"Dig" wins 2020 Printz Award

For Immediate Release
Mon, 01/27/2020


Communications and Marketing Office

ALA Media Relations



PHILADELPHIA – “Dig,” written by A.S. King, published by Dutton Books for Young Readers, an imprint of Penguin Young Readers, a division of Penguin Random House, has won the 2020 Michael L. Printz Award for Excellence in Young Adult Literature. The Young Adult Library Services Association (YALSA) today announced the winner during the ALA Midwinter Meeting & Exhibits held Jan. 24 – 28, in Philadelphia. 

Five teenagers’ disparate lives weave together, unveiling long-buried secrets within a complex shared history. King’s surrealistic narrative confronts themes of white privilege and its dark legacies.  

“King’s latest is a visceral punch in the gut,” said Printz Award Committee Chair Kim Keown Farnsworth. “It unapologetically explores the generational impacts of white privilege and the alienation of fractured families.” 

Four Printz Honor Books also were named:  

“The Beast Player,” written by Nahoko Uehashi, translated by Cathy Hirano, and published by Godwin Books/Henry Holt, an imprint of Macmillan Children's Publishing Group. 

Orphaned Elin learns to use her ability to communicate with animals as she navigates through political unrest. The beauty and power of the natural world are at the heart of this captivating, nimbly translated Japanese fantasy. 

“Laura Dean Keeps Breaking Up with Me,” written by Mariko Tamaki, illustrated by Rosemary Valero-O’Connell, and published by First Second/ Macmillan Children's Publishing Group.

Freddy is enamored with the magnetic Laura Dean, but their on-again, off-again relationship is far from healthy. Through soft-hued illustrations and cinematic scope, this graphic novel captures the intoxication of teenage love and the search for identity. 

“Ordinary Hazards:  A Memoir,” written by Nikki Grimes, and published by Wordsong, an imprint of Boyds Mills & Kane.

Grimes’ verse memoir traces her development through a tumultuous childhood as she finds her voice as a powerful storyteller. Themes of family, belonging, and identity combine to tell a story of faith and resilience. 

“Where the World Ends,” written by Geraldine McCaughrean, and published by Flatiron Books, an imprint of Macmillan Publishers. 

In 1727, a group of men and boys from St. Kilda sail to a remote sea stack on a fowling trip, only to find themselves stranded. McCaughrean’s exceptional tale evokes the harsh beauty of its setting and the warm humor of its characters. 

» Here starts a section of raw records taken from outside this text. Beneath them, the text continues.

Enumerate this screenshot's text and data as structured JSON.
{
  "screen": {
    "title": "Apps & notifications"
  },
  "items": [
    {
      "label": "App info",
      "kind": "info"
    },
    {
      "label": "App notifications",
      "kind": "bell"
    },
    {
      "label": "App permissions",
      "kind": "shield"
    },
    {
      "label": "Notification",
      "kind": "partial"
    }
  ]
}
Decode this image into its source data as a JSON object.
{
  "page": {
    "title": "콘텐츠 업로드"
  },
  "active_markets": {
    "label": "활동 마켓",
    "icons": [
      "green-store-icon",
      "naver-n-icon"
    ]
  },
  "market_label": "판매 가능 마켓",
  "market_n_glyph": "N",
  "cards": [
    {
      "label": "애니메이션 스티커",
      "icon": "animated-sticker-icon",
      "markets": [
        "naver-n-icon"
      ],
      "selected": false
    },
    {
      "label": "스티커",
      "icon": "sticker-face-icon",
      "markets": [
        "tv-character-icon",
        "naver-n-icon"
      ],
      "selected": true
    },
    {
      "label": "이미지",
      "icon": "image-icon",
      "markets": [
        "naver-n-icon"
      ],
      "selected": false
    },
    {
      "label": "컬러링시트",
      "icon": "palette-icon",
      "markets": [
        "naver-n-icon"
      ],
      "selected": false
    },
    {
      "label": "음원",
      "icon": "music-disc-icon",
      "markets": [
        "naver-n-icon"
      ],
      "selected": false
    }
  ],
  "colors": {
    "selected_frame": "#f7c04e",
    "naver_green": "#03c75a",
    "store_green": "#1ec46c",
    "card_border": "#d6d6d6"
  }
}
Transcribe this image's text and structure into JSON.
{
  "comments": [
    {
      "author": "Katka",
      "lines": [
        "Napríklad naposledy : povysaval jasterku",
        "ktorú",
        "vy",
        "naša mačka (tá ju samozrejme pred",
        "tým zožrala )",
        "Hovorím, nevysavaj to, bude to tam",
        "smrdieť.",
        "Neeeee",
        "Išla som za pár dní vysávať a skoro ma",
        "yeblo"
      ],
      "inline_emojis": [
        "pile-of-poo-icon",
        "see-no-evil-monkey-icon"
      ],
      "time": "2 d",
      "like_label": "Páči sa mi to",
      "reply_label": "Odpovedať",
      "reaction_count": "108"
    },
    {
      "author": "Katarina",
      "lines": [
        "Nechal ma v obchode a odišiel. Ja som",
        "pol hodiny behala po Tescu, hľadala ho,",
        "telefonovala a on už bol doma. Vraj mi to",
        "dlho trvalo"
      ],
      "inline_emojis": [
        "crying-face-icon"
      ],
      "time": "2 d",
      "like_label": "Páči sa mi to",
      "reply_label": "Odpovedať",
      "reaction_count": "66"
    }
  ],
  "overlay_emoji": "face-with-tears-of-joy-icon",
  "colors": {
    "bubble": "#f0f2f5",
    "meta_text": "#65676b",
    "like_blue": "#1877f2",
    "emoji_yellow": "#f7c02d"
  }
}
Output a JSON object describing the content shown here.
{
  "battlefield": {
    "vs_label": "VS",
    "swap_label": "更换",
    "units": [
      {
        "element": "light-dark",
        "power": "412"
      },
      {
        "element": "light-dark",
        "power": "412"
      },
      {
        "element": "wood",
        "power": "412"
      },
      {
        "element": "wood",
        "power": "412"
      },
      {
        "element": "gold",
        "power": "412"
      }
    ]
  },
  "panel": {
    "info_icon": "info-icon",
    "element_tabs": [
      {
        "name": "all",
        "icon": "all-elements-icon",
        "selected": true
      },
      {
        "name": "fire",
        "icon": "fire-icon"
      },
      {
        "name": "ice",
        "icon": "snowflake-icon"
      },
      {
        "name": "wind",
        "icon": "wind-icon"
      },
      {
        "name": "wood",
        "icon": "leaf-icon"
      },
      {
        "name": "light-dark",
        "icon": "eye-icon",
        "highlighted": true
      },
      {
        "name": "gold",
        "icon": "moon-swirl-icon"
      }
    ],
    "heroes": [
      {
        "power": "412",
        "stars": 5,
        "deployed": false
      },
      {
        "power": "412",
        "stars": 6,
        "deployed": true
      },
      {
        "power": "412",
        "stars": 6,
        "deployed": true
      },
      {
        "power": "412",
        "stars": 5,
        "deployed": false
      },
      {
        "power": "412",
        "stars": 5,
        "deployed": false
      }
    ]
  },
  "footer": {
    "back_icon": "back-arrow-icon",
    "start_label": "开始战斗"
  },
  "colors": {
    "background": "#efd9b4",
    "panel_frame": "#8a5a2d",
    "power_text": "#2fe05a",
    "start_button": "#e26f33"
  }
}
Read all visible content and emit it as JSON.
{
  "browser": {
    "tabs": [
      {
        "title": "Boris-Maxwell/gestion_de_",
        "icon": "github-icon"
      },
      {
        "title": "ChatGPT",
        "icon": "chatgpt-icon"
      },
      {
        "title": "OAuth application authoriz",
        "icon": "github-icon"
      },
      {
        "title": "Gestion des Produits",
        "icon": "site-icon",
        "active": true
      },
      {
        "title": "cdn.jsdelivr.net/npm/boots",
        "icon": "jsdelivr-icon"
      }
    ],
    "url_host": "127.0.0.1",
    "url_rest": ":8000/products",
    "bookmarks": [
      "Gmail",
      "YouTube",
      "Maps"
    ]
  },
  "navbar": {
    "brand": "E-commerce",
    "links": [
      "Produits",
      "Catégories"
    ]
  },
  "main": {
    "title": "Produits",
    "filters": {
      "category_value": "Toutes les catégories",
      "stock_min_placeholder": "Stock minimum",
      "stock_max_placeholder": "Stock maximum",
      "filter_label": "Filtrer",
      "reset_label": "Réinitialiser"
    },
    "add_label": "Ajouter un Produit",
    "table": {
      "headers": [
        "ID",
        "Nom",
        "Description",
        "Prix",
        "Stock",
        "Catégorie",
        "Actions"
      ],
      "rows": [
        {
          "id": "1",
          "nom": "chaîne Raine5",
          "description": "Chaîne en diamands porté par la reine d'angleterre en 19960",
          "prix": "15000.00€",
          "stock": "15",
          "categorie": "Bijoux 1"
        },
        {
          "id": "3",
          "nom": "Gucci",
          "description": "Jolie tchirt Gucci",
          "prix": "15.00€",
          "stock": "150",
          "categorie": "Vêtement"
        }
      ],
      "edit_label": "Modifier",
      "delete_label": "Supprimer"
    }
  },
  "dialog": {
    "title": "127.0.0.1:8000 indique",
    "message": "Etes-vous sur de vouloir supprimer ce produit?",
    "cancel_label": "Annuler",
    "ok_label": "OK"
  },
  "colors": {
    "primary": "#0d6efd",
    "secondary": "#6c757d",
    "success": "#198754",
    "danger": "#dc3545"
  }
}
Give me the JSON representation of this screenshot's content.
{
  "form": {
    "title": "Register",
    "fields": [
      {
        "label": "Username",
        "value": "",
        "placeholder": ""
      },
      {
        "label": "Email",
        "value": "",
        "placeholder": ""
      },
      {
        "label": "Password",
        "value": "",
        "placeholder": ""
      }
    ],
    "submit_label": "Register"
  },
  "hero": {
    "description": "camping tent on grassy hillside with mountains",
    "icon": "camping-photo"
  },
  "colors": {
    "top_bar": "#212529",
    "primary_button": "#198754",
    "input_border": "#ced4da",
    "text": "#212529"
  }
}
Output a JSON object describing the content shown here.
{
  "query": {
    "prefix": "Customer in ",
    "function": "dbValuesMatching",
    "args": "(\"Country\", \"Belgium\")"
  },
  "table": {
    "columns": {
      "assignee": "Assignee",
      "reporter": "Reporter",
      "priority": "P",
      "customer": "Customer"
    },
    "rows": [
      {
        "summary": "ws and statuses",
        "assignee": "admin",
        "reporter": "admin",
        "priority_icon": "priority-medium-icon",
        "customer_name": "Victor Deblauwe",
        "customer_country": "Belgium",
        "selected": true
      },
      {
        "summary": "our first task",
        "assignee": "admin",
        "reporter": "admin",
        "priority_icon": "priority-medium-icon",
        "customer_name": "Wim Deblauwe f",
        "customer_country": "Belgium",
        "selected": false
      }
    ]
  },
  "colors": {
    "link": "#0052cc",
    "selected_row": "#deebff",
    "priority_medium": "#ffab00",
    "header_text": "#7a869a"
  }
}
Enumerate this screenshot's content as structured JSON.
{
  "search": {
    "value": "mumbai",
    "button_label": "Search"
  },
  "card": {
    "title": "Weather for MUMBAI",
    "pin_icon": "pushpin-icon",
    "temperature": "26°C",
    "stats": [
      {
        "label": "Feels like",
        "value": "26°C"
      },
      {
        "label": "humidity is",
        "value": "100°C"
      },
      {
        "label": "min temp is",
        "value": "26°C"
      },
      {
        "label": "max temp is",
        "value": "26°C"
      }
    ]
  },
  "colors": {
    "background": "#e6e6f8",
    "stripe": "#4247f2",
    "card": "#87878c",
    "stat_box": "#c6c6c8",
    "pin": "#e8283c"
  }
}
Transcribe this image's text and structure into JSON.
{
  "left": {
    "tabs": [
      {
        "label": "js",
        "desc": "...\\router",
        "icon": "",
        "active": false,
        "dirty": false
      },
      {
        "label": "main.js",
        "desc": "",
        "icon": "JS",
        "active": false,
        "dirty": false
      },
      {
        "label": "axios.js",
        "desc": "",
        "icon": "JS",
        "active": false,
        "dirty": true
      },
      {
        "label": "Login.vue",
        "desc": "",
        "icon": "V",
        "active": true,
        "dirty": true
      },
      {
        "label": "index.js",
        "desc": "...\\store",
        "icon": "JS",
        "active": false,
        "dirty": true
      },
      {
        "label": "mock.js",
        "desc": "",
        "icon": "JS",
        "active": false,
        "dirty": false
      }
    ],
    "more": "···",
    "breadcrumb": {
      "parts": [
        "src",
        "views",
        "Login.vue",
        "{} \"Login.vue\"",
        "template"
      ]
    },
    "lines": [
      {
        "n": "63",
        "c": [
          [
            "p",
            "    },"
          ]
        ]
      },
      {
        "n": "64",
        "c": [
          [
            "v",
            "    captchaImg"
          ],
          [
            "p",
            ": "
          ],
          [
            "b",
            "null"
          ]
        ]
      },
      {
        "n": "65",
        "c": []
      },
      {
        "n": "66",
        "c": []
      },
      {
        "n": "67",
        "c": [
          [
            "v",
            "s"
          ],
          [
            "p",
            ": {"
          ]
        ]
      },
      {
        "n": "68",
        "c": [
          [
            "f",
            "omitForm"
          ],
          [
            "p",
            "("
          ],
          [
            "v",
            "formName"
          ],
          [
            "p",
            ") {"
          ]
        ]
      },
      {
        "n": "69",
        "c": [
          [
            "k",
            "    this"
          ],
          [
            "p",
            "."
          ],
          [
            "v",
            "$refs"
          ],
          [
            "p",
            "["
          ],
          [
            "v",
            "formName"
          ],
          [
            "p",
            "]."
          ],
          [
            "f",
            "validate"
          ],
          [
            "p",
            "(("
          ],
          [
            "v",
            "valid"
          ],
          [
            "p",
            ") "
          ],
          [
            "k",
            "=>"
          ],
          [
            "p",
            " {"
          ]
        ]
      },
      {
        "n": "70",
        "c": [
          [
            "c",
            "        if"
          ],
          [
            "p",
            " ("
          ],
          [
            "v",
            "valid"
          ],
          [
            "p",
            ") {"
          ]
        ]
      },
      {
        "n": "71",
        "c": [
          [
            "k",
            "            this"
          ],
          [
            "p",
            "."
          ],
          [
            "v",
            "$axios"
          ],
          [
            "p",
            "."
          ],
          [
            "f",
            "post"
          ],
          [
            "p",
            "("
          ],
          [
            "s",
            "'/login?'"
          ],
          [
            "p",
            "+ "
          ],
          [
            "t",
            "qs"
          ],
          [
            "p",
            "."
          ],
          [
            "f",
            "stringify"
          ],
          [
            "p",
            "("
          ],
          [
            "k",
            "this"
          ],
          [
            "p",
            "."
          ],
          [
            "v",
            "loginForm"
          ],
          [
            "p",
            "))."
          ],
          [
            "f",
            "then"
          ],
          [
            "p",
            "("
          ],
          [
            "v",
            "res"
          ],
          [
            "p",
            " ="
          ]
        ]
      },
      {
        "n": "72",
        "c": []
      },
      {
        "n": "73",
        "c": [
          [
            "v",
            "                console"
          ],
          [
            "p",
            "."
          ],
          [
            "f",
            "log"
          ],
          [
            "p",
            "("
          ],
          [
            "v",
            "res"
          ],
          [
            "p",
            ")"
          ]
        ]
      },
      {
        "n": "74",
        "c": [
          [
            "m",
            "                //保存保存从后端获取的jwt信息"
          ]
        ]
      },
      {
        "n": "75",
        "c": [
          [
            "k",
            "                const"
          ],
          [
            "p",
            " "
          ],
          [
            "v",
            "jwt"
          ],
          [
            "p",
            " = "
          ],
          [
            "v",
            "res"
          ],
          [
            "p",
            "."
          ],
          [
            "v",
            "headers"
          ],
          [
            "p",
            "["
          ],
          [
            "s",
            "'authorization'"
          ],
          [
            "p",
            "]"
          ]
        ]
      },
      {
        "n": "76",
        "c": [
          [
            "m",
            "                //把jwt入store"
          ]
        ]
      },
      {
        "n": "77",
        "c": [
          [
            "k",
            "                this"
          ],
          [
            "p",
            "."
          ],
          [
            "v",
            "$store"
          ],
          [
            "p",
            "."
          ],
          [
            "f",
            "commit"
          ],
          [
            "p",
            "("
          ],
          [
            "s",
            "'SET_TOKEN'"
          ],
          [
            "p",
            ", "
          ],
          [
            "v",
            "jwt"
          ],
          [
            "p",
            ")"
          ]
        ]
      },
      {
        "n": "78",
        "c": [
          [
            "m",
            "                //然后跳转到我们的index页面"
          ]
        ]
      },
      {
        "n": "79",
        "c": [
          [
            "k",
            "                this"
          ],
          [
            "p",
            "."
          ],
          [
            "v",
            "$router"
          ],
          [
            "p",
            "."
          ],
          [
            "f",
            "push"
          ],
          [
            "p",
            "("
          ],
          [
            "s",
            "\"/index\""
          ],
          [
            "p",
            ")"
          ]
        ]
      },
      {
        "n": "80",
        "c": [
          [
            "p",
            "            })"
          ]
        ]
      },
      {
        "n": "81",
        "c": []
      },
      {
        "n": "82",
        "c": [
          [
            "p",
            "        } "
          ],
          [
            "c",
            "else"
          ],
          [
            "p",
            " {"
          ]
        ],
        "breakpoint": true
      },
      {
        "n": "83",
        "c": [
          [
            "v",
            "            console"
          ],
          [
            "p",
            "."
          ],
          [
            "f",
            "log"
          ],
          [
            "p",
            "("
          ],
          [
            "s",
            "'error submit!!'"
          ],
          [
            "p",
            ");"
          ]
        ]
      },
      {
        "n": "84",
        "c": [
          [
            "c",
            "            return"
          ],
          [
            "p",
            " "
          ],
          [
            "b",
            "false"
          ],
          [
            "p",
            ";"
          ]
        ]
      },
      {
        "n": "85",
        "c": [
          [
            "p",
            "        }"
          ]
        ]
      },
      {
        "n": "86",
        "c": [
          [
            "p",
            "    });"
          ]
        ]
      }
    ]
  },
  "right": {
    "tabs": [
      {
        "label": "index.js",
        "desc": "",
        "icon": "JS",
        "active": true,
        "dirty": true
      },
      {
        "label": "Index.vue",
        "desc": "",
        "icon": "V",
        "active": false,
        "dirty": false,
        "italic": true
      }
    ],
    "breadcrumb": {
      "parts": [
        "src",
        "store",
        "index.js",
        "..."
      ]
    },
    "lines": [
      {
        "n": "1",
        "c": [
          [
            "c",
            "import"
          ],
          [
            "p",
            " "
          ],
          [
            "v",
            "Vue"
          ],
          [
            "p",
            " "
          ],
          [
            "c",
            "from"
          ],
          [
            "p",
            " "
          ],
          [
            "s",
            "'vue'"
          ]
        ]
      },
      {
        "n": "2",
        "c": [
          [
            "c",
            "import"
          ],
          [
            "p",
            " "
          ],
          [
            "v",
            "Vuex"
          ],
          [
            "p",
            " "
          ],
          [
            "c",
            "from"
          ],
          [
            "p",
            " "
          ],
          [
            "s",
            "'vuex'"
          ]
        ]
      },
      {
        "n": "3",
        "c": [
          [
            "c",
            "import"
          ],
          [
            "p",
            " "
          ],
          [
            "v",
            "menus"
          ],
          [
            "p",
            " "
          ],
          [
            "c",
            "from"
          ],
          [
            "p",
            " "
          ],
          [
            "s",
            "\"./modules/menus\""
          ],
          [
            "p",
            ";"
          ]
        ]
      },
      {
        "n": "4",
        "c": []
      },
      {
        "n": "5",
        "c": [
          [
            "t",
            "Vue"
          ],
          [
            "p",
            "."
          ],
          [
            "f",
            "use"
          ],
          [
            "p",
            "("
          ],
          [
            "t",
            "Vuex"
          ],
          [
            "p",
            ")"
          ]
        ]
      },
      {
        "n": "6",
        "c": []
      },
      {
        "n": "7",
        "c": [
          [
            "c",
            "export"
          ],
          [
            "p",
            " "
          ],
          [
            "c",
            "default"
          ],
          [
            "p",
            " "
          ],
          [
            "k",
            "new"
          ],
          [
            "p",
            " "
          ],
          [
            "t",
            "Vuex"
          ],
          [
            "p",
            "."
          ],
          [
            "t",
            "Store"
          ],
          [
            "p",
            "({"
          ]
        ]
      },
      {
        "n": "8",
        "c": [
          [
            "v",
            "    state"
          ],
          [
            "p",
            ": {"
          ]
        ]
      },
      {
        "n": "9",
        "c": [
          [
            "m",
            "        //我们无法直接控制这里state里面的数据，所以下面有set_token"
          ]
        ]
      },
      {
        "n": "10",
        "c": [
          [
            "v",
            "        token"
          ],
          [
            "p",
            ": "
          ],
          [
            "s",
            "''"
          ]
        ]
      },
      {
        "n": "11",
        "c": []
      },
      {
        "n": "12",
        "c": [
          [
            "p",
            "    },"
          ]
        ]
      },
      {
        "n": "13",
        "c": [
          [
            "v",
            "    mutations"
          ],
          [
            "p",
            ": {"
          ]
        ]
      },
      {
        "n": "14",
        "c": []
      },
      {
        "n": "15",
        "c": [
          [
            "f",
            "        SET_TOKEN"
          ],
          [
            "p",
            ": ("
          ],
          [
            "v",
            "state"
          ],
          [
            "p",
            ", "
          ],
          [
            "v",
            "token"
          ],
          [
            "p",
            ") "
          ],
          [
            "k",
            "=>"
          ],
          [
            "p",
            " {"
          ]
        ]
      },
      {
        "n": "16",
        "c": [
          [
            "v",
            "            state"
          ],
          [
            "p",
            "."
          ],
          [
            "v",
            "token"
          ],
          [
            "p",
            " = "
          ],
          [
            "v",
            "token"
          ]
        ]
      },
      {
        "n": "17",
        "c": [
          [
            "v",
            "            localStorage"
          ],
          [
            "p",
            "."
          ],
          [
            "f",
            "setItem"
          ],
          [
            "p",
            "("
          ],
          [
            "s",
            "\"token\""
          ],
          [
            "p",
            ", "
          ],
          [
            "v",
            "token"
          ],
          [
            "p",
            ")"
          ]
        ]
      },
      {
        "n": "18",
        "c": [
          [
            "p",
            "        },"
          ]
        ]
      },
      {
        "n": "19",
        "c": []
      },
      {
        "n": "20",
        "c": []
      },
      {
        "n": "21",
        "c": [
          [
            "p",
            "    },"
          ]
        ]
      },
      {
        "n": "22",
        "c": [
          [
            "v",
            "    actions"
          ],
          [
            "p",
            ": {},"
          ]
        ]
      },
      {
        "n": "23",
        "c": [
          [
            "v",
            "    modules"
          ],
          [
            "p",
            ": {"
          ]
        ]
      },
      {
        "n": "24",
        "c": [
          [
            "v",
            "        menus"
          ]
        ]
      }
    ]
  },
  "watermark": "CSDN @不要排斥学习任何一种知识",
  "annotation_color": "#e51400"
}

The award, first given in 2000, is named for the late Michael L. Printz, a Topeka, Kan., school librarian known for discovering and promoting quality books for young adults. The award is administered annually by YALSA and is sponsored by Booklist magazine.

Members of the 2020 Printz Award Committee are: Chair Kim Keown Farnsworth, Sacramento (Calif.) Public Library; Tegan Beese, Lake Villa District Library, Lindenhurst, Ill.; Connie Poulsen-Hollin, Guernsey-Sunrise Schools, Guernsey, Wyo.; Elisa A. Garcia, Bronx (N.Y.)  Library Center; Kay Hones, Civic Center Secondary, San Francisco; Connie Lin, San Francisco Public Library; Jenny Zbrizher, Maplewood (N.J.) Memorial Library; Stacey Shapiro, Cranford (N.J.) Public Library; Cameron Riesenberger, Pikes Peak Library District, Colorado Springs, Colo.; administrative assistant Suzanne Clerkin, Solano County Library, Fairfield, Calif.; and Maggie Reagan, Booklist Consultant, Chicago.

For more than 50 years, YALSA has worked to build the capacity of libraries and librarians to engage, serve and empower teens. For more information about YALSA or to access national guidelines and other resources go to www.ala.org/yalsa, or contact the YALSA office by phone, (800) 545-2433, ext. 4390, or email, yalsa@ala.org.

For more information on the Michael L. Printz Award and other ALA Youth Media Awards, please visit www.ala.org/yma